The Merchant of Venice
In The Merchant of Venice, William Shakespeare portrays Shylock as a covetous Jew. Shylock charges interest to those who borrow money from him when they are in need. Shylock is mercenary. Shylock’s love for objects overweighs his love for his own daughter. This character trait shows that in Venetian times, it was a time of greed and selfishness. In The Merchant of Venice, Antonio discriminates against Shylock because he is a Jew. Shylock shows us his human moments –this embodies that he is as much of a human as any Christian in the play. Shylock is vengeful because of his past with Antonio. Shylock’s vengeful attitude shows us that back in Venetian times, it was a time of prejudice and intolerance. William Shakespeare also portrays Shylock as a merciless Jew. This shows us that back in Venetian times, Shylock being merciless is a reflection of the values of Venice of the day.

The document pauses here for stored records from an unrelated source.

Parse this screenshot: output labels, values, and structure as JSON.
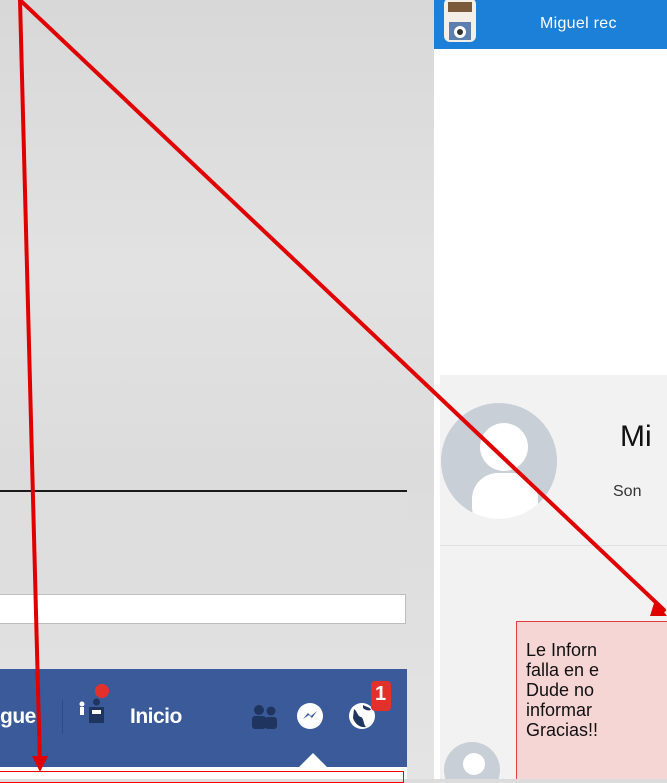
{
  "left_panel": {
    "nav": {
      "user_label": "guel",
      "home_label": "Inicio",
      "notification_count": "1"
    }
  },
  "right_panel": {
    "topbar_text": "Miguel rec",
    "profile_name": "Mi",
    "profile_subtitle": "Son",
    "message_lines": [
      "Le Inforn",
      "falla en e",
      "Dude no",
      "informar",
      "Gracias!!"
    ]
  },
  "colors": {
    "facebook_blue": "#3b5a9a",
    "topbar_blue": "#1c7fd8",
    "arrow_red": "#e00000",
    "message_pink": "#f6d5d5"
  }
}
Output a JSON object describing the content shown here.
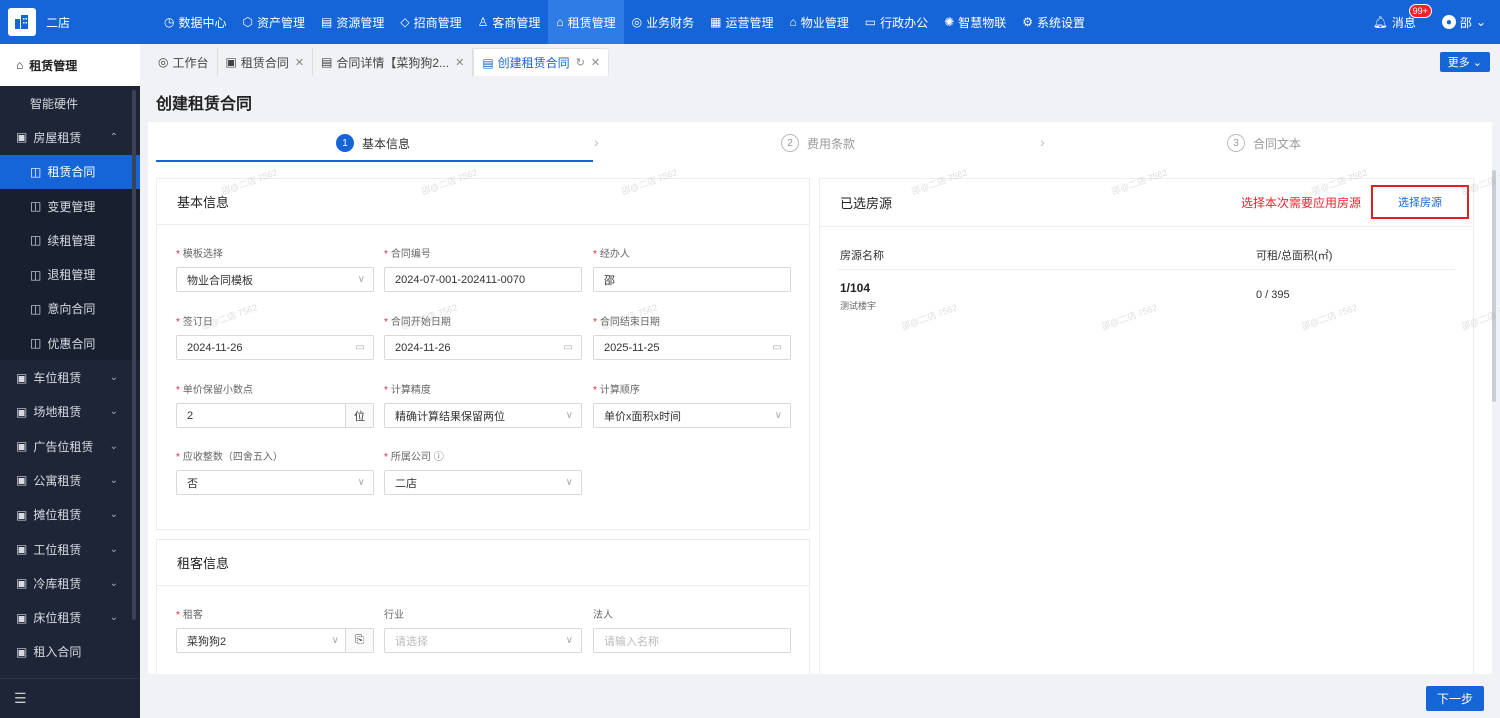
{
  "store_name": "二店",
  "nav": [
    {
      "icon": "dashboard-icon",
      "glyph": "◷",
      "label": "数据中心"
    },
    {
      "icon": "asset-icon",
      "glyph": "⬡",
      "label": "资产管理"
    },
    {
      "icon": "resource-icon",
      "glyph": "▤",
      "label": "资源管理"
    },
    {
      "icon": "invest-icon",
      "glyph": "◇",
      "label": "招商管理"
    },
    {
      "icon": "customer-icon",
      "glyph": "♙",
      "label": "客商管理"
    },
    {
      "icon": "home-icon",
      "glyph": "⌂",
      "label": "租赁管理"
    },
    {
      "icon": "finance-icon",
      "glyph": "◎",
      "label": "业务财务"
    },
    {
      "icon": "ops-icon",
      "glyph": "▦",
      "label": "运营管理"
    },
    {
      "icon": "property-icon",
      "glyph": "⌂",
      "label": "物业管理"
    },
    {
      "icon": "office-icon",
      "glyph": "▭",
      "label": "行政办公"
    },
    {
      "icon": "iot-icon",
      "glyph": "✺",
      "label": "智慧物联"
    },
    {
      "icon": "settings-icon",
      "glyph": "⚙",
      "label": "系统设置"
    }
  ],
  "messages": {
    "label": "消息",
    "badge": "99+"
  },
  "user": {
    "name": "邵"
  },
  "sidebar": {
    "title": "租赁管理",
    "items": [
      {
        "label": "智能硬件",
        "type": "sub2"
      },
      {
        "label": "房屋租赁",
        "type": "group",
        "chev": "⌃"
      },
      {
        "label": "租赁合同",
        "type": "sub",
        "active": true
      },
      {
        "label": "变更管理",
        "type": "sub"
      },
      {
        "label": "续租管理",
        "type": "sub"
      },
      {
        "label": "退租管理",
        "type": "sub"
      },
      {
        "label": "意向合同",
        "type": "sub"
      },
      {
        "label": "优惠合同",
        "type": "sub"
      },
      {
        "label": "车位租赁",
        "type": "group",
        "chev": "⌄"
      },
      {
        "label": "场地租赁",
        "type": "group",
        "chev": "⌄"
      },
      {
        "label": "广告位租赁",
        "type": "group",
        "chev": "⌄"
      },
      {
        "label": "公寓租赁",
        "type": "group",
        "chev": "⌄"
      },
      {
        "label": "摊位租赁",
        "type": "group",
        "chev": "⌄"
      },
      {
        "label": "工位租赁",
        "type": "group",
        "chev": "⌄"
      },
      {
        "label": "冷库租赁",
        "type": "group",
        "chev": "⌄"
      },
      {
        "label": "床位租赁",
        "type": "group",
        "chev": "⌄"
      },
      {
        "label": "租入合同",
        "type": "group",
        "chev": ""
      }
    ]
  },
  "tabs": [
    {
      "label": "工作台",
      "closable": false
    },
    {
      "label": "租赁合同",
      "closable": true
    },
    {
      "label": "合同详情【菜狗狗2...",
      "closable": true
    },
    {
      "label": "创建租赁合同",
      "closable": true,
      "active": true
    }
  ],
  "more_label": "更多",
  "page_title": "创建租赁合同",
  "steps": [
    {
      "num": "1",
      "label": "基本信息"
    },
    {
      "num": "2",
      "label": "费用条款"
    },
    {
      "num": "3",
      "label": "合同文本"
    }
  ],
  "basic": {
    "title": "基本信息",
    "template": {
      "label": "模板选择",
      "value": "物业合同模板"
    },
    "contract_no": {
      "label": "合同编号",
      "value": "2024-07-001-202411-0070"
    },
    "handler": {
      "label": "经办人",
      "value": "邵"
    },
    "sign_date": {
      "label": "签订日",
      "value": "2024-11-26"
    },
    "start_date": {
      "label": "合同开始日期",
      "value": "2024-11-26"
    },
    "end_date": {
      "label": "合同结束日期",
      "value": "2025-11-25"
    },
    "decimals": {
      "label": "单价保留小数点",
      "value": "2",
      "unit": "位"
    },
    "precision": {
      "label": "计算精度",
      "value": "精确计算结果保留两位"
    },
    "order": {
      "label": "计算顺序",
      "value": "单价x面积x时间"
    },
    "rounding": {
      "label": "应收整数（四舍五入）",
      "value": "否"
    },
    "company": {
      "label": "所属公司",
      "value": "二店"
    }
  },
  "tenant": {
    "title": "租客信息",
    "tenant": {
      "label": "租客",
      "value": "菜狗狗2"
    },
    "industry": {
      "label": "行业",
      "placeholder": "请选择"
    },
    "legal": {
      "label": "法人",
      "placeholder": "请输入名称"
    }
  },
  "rooms": {
    "title": "已选房源",
    "hint": "选择本次需要应用房源",
    "button": "选择房源",
    "col_name": "房源名称",
    "col_area": "可租/总面积(㎡)",
    "rows": [
      {
        "name": "1/104",
        "building": "测试楼宇",
        "area": "0 / 395"
      }
    ]
  },
  "next_label": "下一步",
  "watermark": "邵@二店 7562"
}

Shylock’s thirst for revenge is evident. Shylock learns that his rebellious daughter runs away and elopes with a Christian. He is furious. Shylock’s determination to call in the bond is strengthened by Jessica’s departure. After hearing that Antonio’s ship has been wrecked, Salarino says to Shylock he is sure he wouldn’t actually insist on taking Antonio’s pound of flesh. When Salarino asks what it’s good for, Shylock replies: To bait fish withal. If it will feed nothing else, it will feed my revenge. … If a Jew wrong a Christian, what is his humility? Revenge! If a Christian wrong a Jew, what should his sufferance be by Christian example? Why revenge! The villainy you teach me I will execute, and it shall go hard but I will better the instruction (Shylock III.i.50)

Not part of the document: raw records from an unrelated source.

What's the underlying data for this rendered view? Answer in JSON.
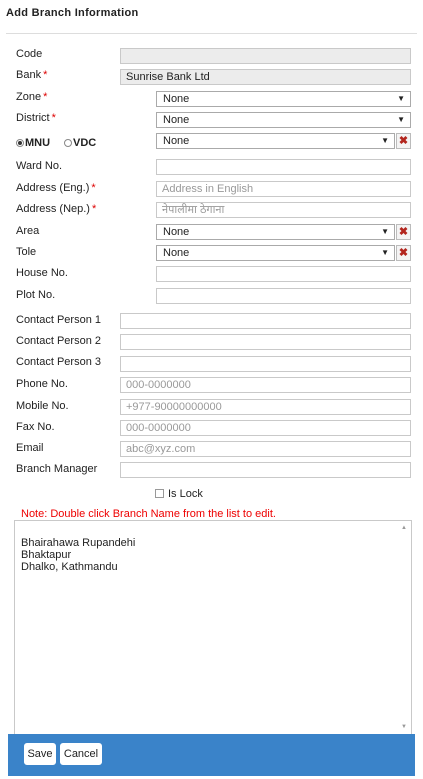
{
  "title": "Add Branch Information",
  "fields": {
    "code": {
      "label": "Code",
      "value": ""
    },
    "bank": {
      "label": "Bank",
      "value": "Sunrise Bank Ltd"
    },
    "zone": {
      "label": "Zone",
      "value": "None"
    },
    "district": {
      "label": "District",
      "value": "None"
    },
    "mnu": {
      "label": "MNU"
    },
    "vdc": {
      "label": "VDC"
    },
    "mnu_select": {
      "value": "None"
    },
    "ward": {
      "label": "Ward No.",
      "value": ""
    },
    "address_eng": {
      "label": "Address (Eng.)",
      "placeholder": "Address in English"
    },
    "address_nep": {
      "label": "Address (Nep.)",
      "placeholder": "नेपालीमा ठेगाना"
    },
    "area": {
      "label": "Area",
      "value": "None"
    },
    "tole": {
      "label": "Tole",
      "value": "None"
    },
    "house": {
      "label": "House No.",
      "value": ""
    },
    "plot": {
      "label": "Plot No.",
      "value": ""
    },
    "contact1": {
      "label": "Contact Person 1",
      "value": ""
    },
    "contact2": {
      "label": "Contact Person 2",
      "value": ""
    },
    "contact3": {
      "label": "Contact Person 3",
      "value": ""
    },
    "phone": {
      "label": "Phone No.",
      "placeholder": "000-0000000"
    },
    "mobile": {
      "label": "Mobile No.",
      "placeholder": "+977-90000000000"
    },
    "fax": {
      "label": "Fax No.",
      "placeholder": "000-0000000"
    },
    "email": {
      "label": "Email",
      "placeholder": "abc@xyz.com"
    },
    "manager": {
      "label": "Branch Manager",
      "value": ""
    }
  },
  "required_mark": "*",
  "is_lock": "Is Lock",
  "note": "Note: Double click Branch Name from the list to edit.",
  "branch_list": [
    "Bhairahawa Rupandehi",
    "Bhaktapur",
    "Dhalko, Kathmandu"
  ],
  "buttons": {
    "save": "Save",
    "cancel": "Cancel"
  },
  "colors": {
    "required": "#dd0000",
    "footer": "#3a83c9",
    "tool_icon": "#b3261e"
  },
  "icons": {
    "tool": "tools-icon",
    "dropdown": "caret-down-icon"
  }
}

Shylock’s vengeful attitude towards Antonio in a time of prejudice and intolerance helps us navigate our way through the play. Shylock’s impulsive decisions are what drives the plot and makes the events happen in the course of the play. The Merchant of Venice depends heavily upon laws and rules....